Ñandú started as an idea for a piano solo piece sometime ago, and is based on an Argentinean folk dance known as Malambo. As many of the north-west folk dances of my country, it is based on a superposition of the time signatures 3/4 and 6/8. In this particular dance, the gaucho (cowboy) shows his skills with a set of boleadoras, a throwing weapon made of weights on the ends of interconnected cords, designed to capture animals by entangling their legs. The Ñandú is a typical bird of the Buenos Aires plain land (very similar to the ostrich) which is still hunted with this ancient method.
The traditional malambo is played only with percussion or, if accompanied by guitar, the harmony is a very basic loop with no melody which just serves the purpose of showcasing the dancer skills. Based on that simple idea, I have explored many possibilities of rhythmic displacement and harmonic development, and that plan constitutes the kernel of the piece and the theme one. Later on, a second, more melancholic theme appears presented by the oboe, maybe picturing the slow, orange sunsets that you can witness in that part of our countryside. But I never compose with the idea of suggesting any particular feeling or landscape, I prefer to let you, the listener do that part of the job, so we are both creating that unique moment of the listening together! Enjoy.

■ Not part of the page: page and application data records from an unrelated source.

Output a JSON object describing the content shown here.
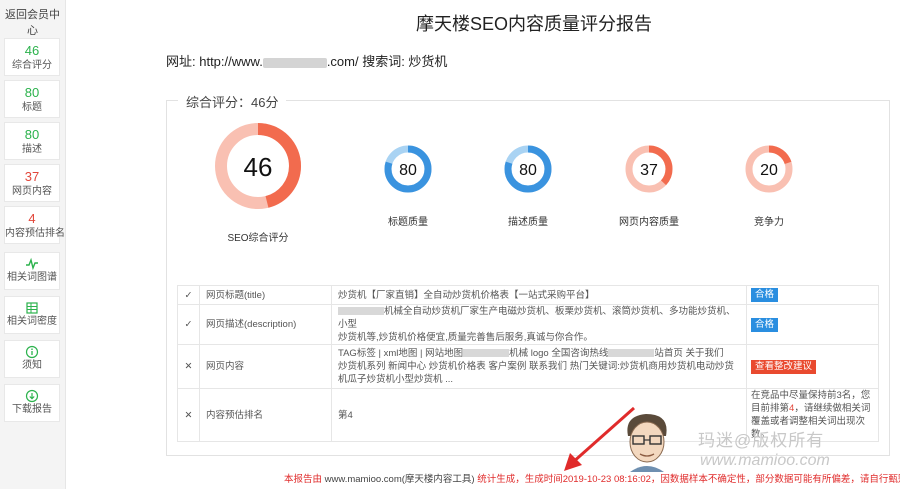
{
  "sidebar": {
    "back_label": "返回会员中心",
    "items": [
      {
        "value": "46",
        "label": "综合评分",
        "color": "#2bb24c"
      },
      {
        "value": "80",
        "label": "标题",
        "color": "#2bb24c"
      },
      {
        "value": "80",
        "label": "描述",
        "color": "#2bb24c"
      },
      {
        "value": "37",
        "label": "网页内容",
        "color": "#e2463a"
      },
      {
        "value": "4",
        "label": "内容预估排名",
        "color": "#e2463a"
      },
      {
        "icon": "line-chart-icon",
        "label": "相关词图谱"
      },
      {
        "icon": "grid-icon",
        "label": "相关词密度"
      },
      {
        "icon": "info-icon",
        "label": "须知"
      },
      {
        "icon": "download-icon",
        "label": "下载报告"
      }
    ]
  },
  "report": {
    "title": "摩天楼SEO内容质量评分报告",
    "url_prefix": "网址: http://www.",
    "url_suffix": ".com/ 搜索词: 炒货机",
    "overall_legend": "综合评分：46分"
  },
  "gauges": [
    {
      "value": 46,
      "label": "SEO综合评分",
      "color": "#f26b4e",
      "track": "#f9c0b2"
    },
    {
      "value": 80,
      "label": "标题质量",
      "color": "#3a93df",
      "track": "#a9d3f3"
    },
    {
      "value": 80,
      "label": "描述质量",
      "color": "#3a93df",
      "track": "#a9d3f3"
    },
    {
      "value": 37,
      "label": "网页内容质量",
      "color": "#f26b4e",
      "track": "#f9c0b2"
    },
    {
      "value": 20,
      "label": "竞争力",
      "color": "#f26b4e",
      "track": "#f9c0b2"
    }
  ],
  "table": {
    "rows": [
      {
        "status": "ok",
        "name": "网页标题(title)",
        "content": "炒货机【厂家直销】全自动炒货机价格表【一站式采购平台】",
        "tag": "合格",
        "tag_color": "blue"
      },
      {
        "status": "ok",
        "name": "网页描述(description)",
        "content_a": "机械全自动炒货机厂家生产电磁炒货机、板栗炒货机、滚筒炒货机、多功能炒货机、小型",
        "content_b": "炒货机等,炒货机价格便宜,质量完善售后服务,真诚与你合作。",
        "tag": "合格",
        "tag_color": "blue"
      },
      {
        "status": "bad",
        "name": "网页内容",
        "content_a": "TAG标签 | xml地图 | 网站地图",
        "content_b": "机械 logo 全国咨询热线",
        "content_c": "站首页 关于我们",
        "content_d": "炒货机系列 新闻中心 炒货机价格表 客户案例 联系我们 热门关键词:炒货机商用炒货机电动炒货",
        "content_e": "机瓜子炒货机小型炒货机 ...",
        "tag": "查看整改建议",
        "tag_color": "red"
      },
      {
        "status": "bad",
        "name": "内容预估排名",
        "content": "第4",
        "note_a": "在竞品中尽量保持前3名，您目前排第",
        "note_rank": "4",
        "note_b": "，请继续做相关词覆盖或者调整相关词出现次数。"
      }
    ]
  },
  "footer": {
    "part1": "本报告由",
    "part2": " www.mamioo.com(摩天楼内容工具) ",
    "part3": "统计生成，生成时间2019-10-23 08:16:02，因数据样本不确定性，部分数据可能有所偏差，请自行甄别"
  },
  "watermark": {
    "text": "玛迷@版权所有",
    "url": "www.mamioo.com"
  }
}
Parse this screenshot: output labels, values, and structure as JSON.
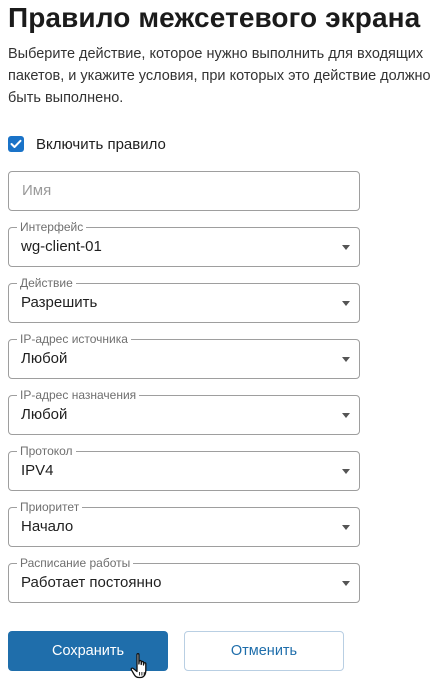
{
  "dialog": {
    "title": "Правило межсетевого экрана",
    "description": "Выберите действие, которое нужно выполнить для входящих пакетов, и укажите условия, при которых это действие должно быть выполнено."
  },
  "enable_rule": {
    "label": "Включить правило",
    "checked": true
  },
  "name_field": {
    "placeholder": "Имя",
    "value": ""
  },
  "interface": {
    "label": "Интерфейс",
    "value": "wg-client-01"
  },
  "action": {
    "label": "Действие",
    "value": "Разрешить"
  },
  "source_ip": {
    "label": "IP-адрес источника",
    "value": "Любой"
  },
  "destination_ip": {
    "label": "IP-адрес назначения",
    "value": "Любой"
  },
  "protocol": {
    "label": "Протокол",
    "value": "IPV4"
  },
  "priority": {
    "label": "Приоритет",
    "value": "Начало"
  },
  "schedule": {
    "label": "Расписание работы",
    "value": "Работает постоянно"
  },
  "buttons": {
    "save": "Сохранить",
    "cancel": "Отменить"
  },
  "colors": {
    "accent": "#1f6eab",
    "checkbox": "#1a73c8",
    "border": "#9e9e9e"
  },
  "icons": {
    "checkbox": "check-icon",
    "dropdown": "chevron-down-icon",
    "cursor": "hand-pointer-icon"
  }
}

American Composers Orchestra (ACO) is dedicated to the creation, celebration, performance, and promotion of orchestral music by American composers. With commitment to diversity, disruption and discovery, ACO produces concerts, pre-college and college education programs, and emerging composer professional development to foster a community of creators, audience, performers, collaborators, and funders.
Receive the latest news

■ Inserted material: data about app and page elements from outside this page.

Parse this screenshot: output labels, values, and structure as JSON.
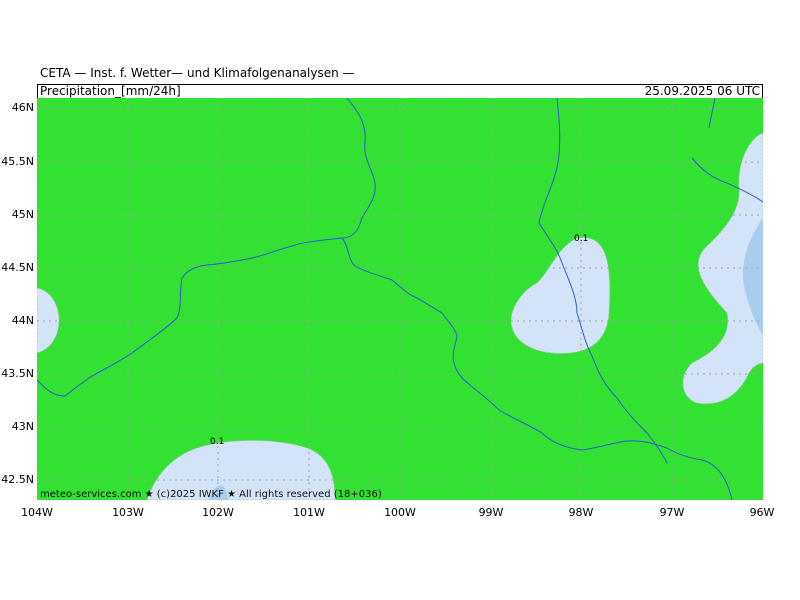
{
  "header": {
    "title": "CETA — Inst. f. Wetter— und Klimafolgenanalysen —",
    "parameter": "Precipitation_[mm/24h]",
    "valid_time": "25.09.2025 06 UTC"
  },
  "footer": {
    "credit": "meteo-services.com ★ (c)2025 IWKF ★ All rights reserved (18+036)"
  },
  "map": {
    "lon_labels": [
      "104W",
      "103W",
      "102W",
      "101W",
      "100W",
      "99W",
      "98W",
      "97W",
      "96W"
    ],
    "lat_labels": [
      "46N",
      "45.5N",
      "45N",
      "44.5N",
      "44N",
      "43.5N",
      "43N",
      "42.5N"
    ],
    "contour_labels": [
      "0.1",
      "0.1"
    ],
    "colors": {
      "background": "#33e133",
      "precip_low": "#d4e4f8",
      "precip_mid": "#a9cdee",
      "rivers": "#2f5bd0",
      "grid": "#a0a0a0"
    }
  }
}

Join Our Mailing List!
Get notified about new events, opportunities and the latest ACO happenings